But I recently completed a little N=1 experiment where I consumed 22 lbs. of white rice in just 31 days. Interestingly, I actually lost weight and my blood bio markers (fasting blood glucose, cholesterol, Apo-B) were unchanged.
Of course, bestselling authors with a carbophobic agenda might not want us to believe that, but it doesn’t make it any less true.
4) Think of fat loss for the long-term.
There’s only one way to lose fat.
I know, I know – search Amazon for “diet books”, and you’ll get over 100,000 results. But the reality is that there’s only ONE way to lose fat.
We have to be in a sustained, long-term negative fat balance.
That’s all there is to it. But what does that mean?
Well, at any one time we can be doing only one of two things: either storing body fat or burning body fat. There is no “option three.”
What happens is that our bodies cycle between fat storage and fat burning during a 24-hour period. Typically, fat storage happens after meals, while fat burning happens mainly while we’re asleep.
And whether we’re losing, gaining or maintaining body fat really comes down to the net result of all that storage and burning. So, if we burn more fat than we store over 24 hours, we get fat loss for that day.
Sure, it may only be a few ounces. But if we string enough of those days together, we’ll lose all the body fat we want. Ultimately, it’s the net fat balance over days, weeks and months that matters, not what’s going on over short timescales like a few hours.

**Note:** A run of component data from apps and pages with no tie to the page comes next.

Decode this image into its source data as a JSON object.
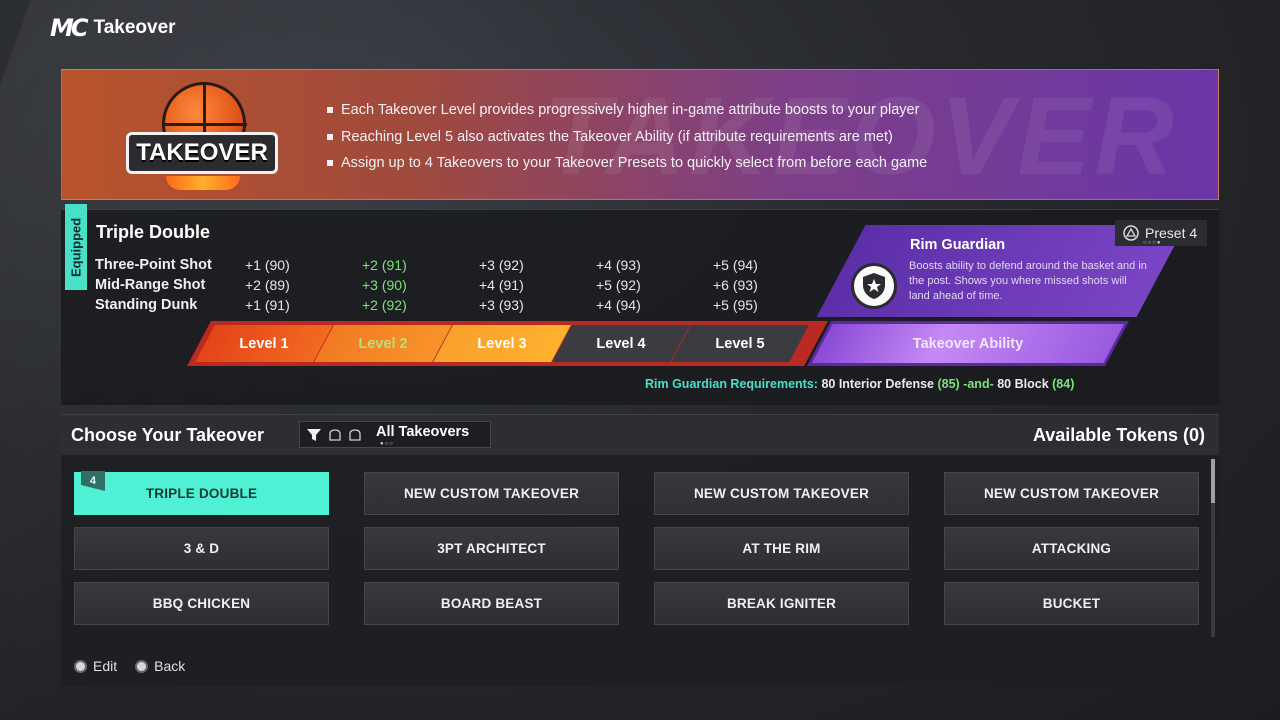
{
  "header": {
    "logo": "MC",
    "title": "Takeover"
  },
  "banner": {
    "logo_text": "TAKEOVER",
    "bg_word": "TAKEOVER",
    "bullets": [
      "Each Takeover Level provides progressively higher in-game attribute boosts to your player",
      "Reaching Level 5 also activates the Takeover Ability (if attribute requirements are met)",
      "Assign up to 4 Takeovers to your Takeover Presets to quickly select from before each game"
    ]
  },
  "equipped": {
    "tab_label": "Equipped",
    "name": "Triple Double",
    "preset_label": "Preset 4",
    "attributes": [
      {
        "name": "Three-Point Shot",
        "values": [
          "+1 (90)",
          "+2 (91)",
          "+3 (92)",
          "+4 (93)",
          "+5 (94)"
        ]
      },
      {
        "name": "Mid-Range Shot",
        "values": [
          "+2 (89)",
          "+3 (90)",
          "+4 (91)",
          "+5 (92)",
          "+6 (93)"
        ]
      },
      {
        "name": "Standing Dunk",
        "values": [
          "+1 (91)",
          "+2 (92)",
          "+3 (93)",
          "+4 (94)",
          "+5 (95)"
        ]
      }
    ],
    "levels": [
      "Level 1",
      "Level 2",
      "Level 3",
      "Level 4",
      "Level 5"
    ],
    "ability_bar_label": "Takeover Ability",
    "ability": {
      "title": "Rim Guardian",
      "description": "Boosts ability to defend around the basket and in the post. Shows you where missed shots will land ahead of time."
    },
    "requirements": {
      "label": "Rim Guardian Requirements:",
      "req1": "80 Interior Defense",
      "req1_current": "(85)",
      "joiner": "-and-",
      "req2": "80 Block",
      "req2_current": "(84)"
    }
  },
  "choose": {
    "title": "Choose Your Takeover",
    "filter_label": "All Takeovers",
    "tokens_label": "Available Tokens (0)",
    "selected_badge": "4",
    "tiles": [
      "TRIPLE DOUBLE",
      "NEW CUSTOM TAKEOVER",
      "NEW CUSTOM TAKEOVER",
      "NEW CUSTOM TAKEOVER",
      "3 & D",
      "3PT ARCHITECT",
      "AT THE RIM",
      "ATTACKING",
      "BBQ CHICKEN",
      "BOARD BEAST",
      "BREAK IGNITER",
      "BUCKET"
    ]
  },
  "footer": {
    "edit_label": "Edit",
    "back_label": "Back"
  },
  "colors": {
    "accent_teal": "#4ff0d4",
    "ability_purple": "#7a45c4",
    "level_orange": "#f26a20"
  }
}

That’s how every diet works and how every person who has lost a serious amount of body fat managed to do so – whether they realized it or not.
5) Continue to become aware of the type and amount of calories you consume.
Now, if fat loss ultimately comes down to a negative fat balance, what’s the deal with calories? Well, first the bad news…
We can’t accurately measure how much our fat balance is changing by on a day-to-day or week-to-week basis. Even if we have unlimited funds and access to a state-of-the-art laboratory.
So we can safely say there’s no wearable device, no smartphone app, and no online calculator that’s up to the job either. And until there is, we’ll need to use the next best thing available: count calories.
Now, that may sound kind of archaic, but here’s the way I like to think about it. Even if it’s state-of-the-art digital, the speedometer in your car isn’t 100 percent accurate.
It isn’t actually measuring vehicle speed anyway, it’s measuring how fast the wheels are turning. That means things like tire tread depth, pressure, temperature, and even how many passengers you’re carrying, introduce significant errors to the number you see on the dial.
But does that mean a speedometer isn’t worth having? No way – it’s still a fundamental part of keeping control of the car. Counting calories works the same way.
The bottom line is that, the fewer calories you consume, the bigger the negative fat balance and the greater the weight loss. Of course, it almost goes without saying that we can’t pin this down to exact numbers.
As in, consuming 2441 calories per day will allow me to lose 2.74 pounds in 17 days. It simply doesn’t work that way. After all, the body is an inherently variable and complex system.
But counting calories is still the best proxy we have for fat balance, and therefore the most powerful tool for weight loss we have.
Wrapping It Up
So there they you have it. Five surefire ways to hasten fat loss. Now all we have to do is apply these ideas consistently, and you can eventually get the results you want.